‘Tis the season for exams, commencements, and a renewed focus on the future. But when it comes to dealing in the marketplace, everyone has the potential to be a value-dictorian. Before spending your hard-earned money, ask questions, do your homework, and speak up.
The Federal Trade Commission, the nation’s consumer protection agency, suggests that students and grads tap into these 10 tips:
- Keep your personal information to yourself. In the past five years, millions of Americans have been victims of identity theft, including many students. Protect your passwords, guard your credit card number, shred sensitive paperwork, and don’t leave your mail where it might tempt a potential identity thief.
- Socialize safely online. When using social networking sites, keep your business your business. Update your privacy settings to restrict access to people you trust. Post only information you’re comfortable with the whole world knowing, because once it’s posted, you can’t take it back. Nobody wants to be known as the TMI type, so don’t post your Social Security number or financial information. And use caution when sharing details about where you work, where you hang out, and what’s going on with you and your friends.
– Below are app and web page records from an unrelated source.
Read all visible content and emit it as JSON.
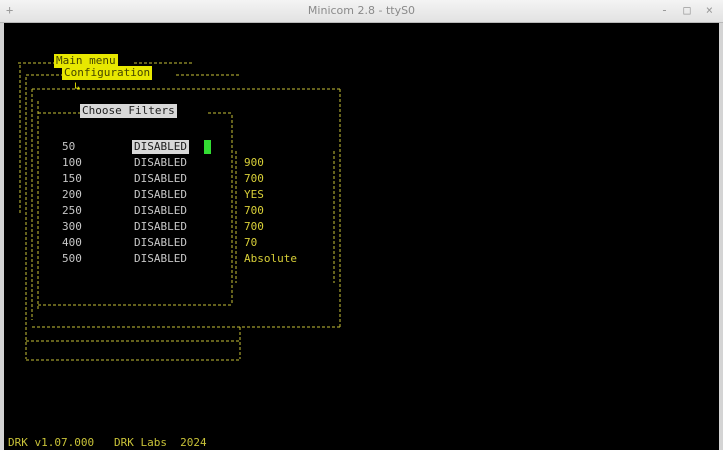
{
  "window": {
    "title": "Minicom 2.8 - ttyS0",
    "controls_left": "+",
    "controls_right": "- □ ×"
  },
  "menu": {
    "main_menu": "Main menu",
    "configuration": "Configuration",
    "chevron": "↳",
    "choose_filters": "Choose Filters"
  },
  "filters": [
    {
      "freq": "50",
      "state": "DISABLED",
      "value": ""
    },
    {
      "freq": "100",
      "state": "DISABLED",
      "value": "900"
    },
    {
      "freq": "150",
      "state": "DISABLED",
      "value": "700"
    },
    {
      "freq": "200",
      "state": "DISABLED",
      "value": "YES"
    },
    {
      "freq": "250",
      "state": "DISABLED",
      "value": "700"
    },
    {
      "freq": "300",
      "state": "DISABLED",
      "value": "700"
    },
    {
      "freq": "400",
      "state": "DISABLED",
      "value": "70"
    },
    {
      "freq": "500",
      "state": "DISABLED",
      "value": "Absolute"
    }
  ],
  "colors": {
    "terminal_bg": "#000000",
    "ascii_art": "#c8c238",
    "highlight_yellow": "#e8e800",
    "highlight_white": "#d8d8d8",
    "cursor": "#33dd33"
  },
  "footer": {
    "status": "DRK v1.07.000   DRK Labs  2024"
  }
}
- Consider the National Do Not Call Registry. As hard as it may be for your parents to believe, there may be times when you don’t want to be on the phone — especially when the caller is a stranger trying to sell you something. Visit donotcall.gov and register your phone number with the National Do Not Call Registry.
- Stay away from “guarantees” of scholarships. Reputable groups don’t charge for information about scholarships. Steer clear of anyone “guaranteeing” you financial aid for college or vocational school — especially if they insist you pay them for the information first.
- Don’t buy bogus weight loss products. Good health isn’t about a number on a scale. It’s about cultivating a positive attitude, enjoying a variety of foods, and staying fit and active. Take a pass on any product that promises easy or effortless weight loss; instead, focus on healthy habits that will last a lifetime.
- Understand credit. Credit is more than just a plastic card; it’s your financial future. Before you sign on the dotted line, make sure you “speak credit.” That “permanent record” your teachers always warned you about? It’s called a credit report. Late payments now will come back to haunt you when you try to buy a car, get an apartment, or even land a job. Once you’ve established credit, get a free copy of your credit report at annualcreditreport.com. Watch out for lookalike sites that make it sound like they’re free, but then hit you up for monthly fees.
- P2P file-sharing can be risky. Peer-to-peer file-sharing can open the door to unwanted content, spyware, and viruses. If you decide to use file-sharing software, install it carefully. Otherwise, you might give strangers access not just to the files you intended to share, but also to other information on your hard drive, like email and personal documents. Remember that sharing copyrighted music or other entertainment via P2P can land you in legal hot water.
- Travel scams turn summer breaks into summer busts. Who doesn’t dream of spending a vacation relaxing in the sun or snowboarding on some mountain? Be aware that scam artists target students who are looking for low-cost vacations. Before you show up at the airport with your sunscreen, review the tour package carefully and investigate the operator. Check out ftc.gov/travel for more travel tips.
- Phishing scams reel in personal information. You’ve gotten emails claiming to be from your bank or ISP asking you to “verify” your credit card or checking account number. They’re from fraudsters phishing for your information. Never give out your personal information in response to an email. When in doubt, check it out by calling the company directly. Visit onguardonline.gov to learn more.
- Some employment services are scams. Bona fide job placement services can help launch you in the career of your dreams. But bogus companies can scam you out of your money. Before paying any money to someone offering to help you land a job, check out who you’re doing business with.
The FTC works to prevent fraudulent, deceptive and unfair business practices in the marketplace and to provide information to help consumers spot, stop and avoid them. To file a complaint or get free information on consumer issues, visit ftc.gov or call toll-free, 1-877-FTC-HELP (1-877-382-4357); TTY: 1-866-653-4261. Watch a new video, How to File a Complaint, at ftc.gov/video to learn more. The FTC enters consumer complaints into the Consumer Sentinel Network, a secure online database and investigative tool used by hundreds of civil and criminal law enforcement agencies in the U.S. and abroad.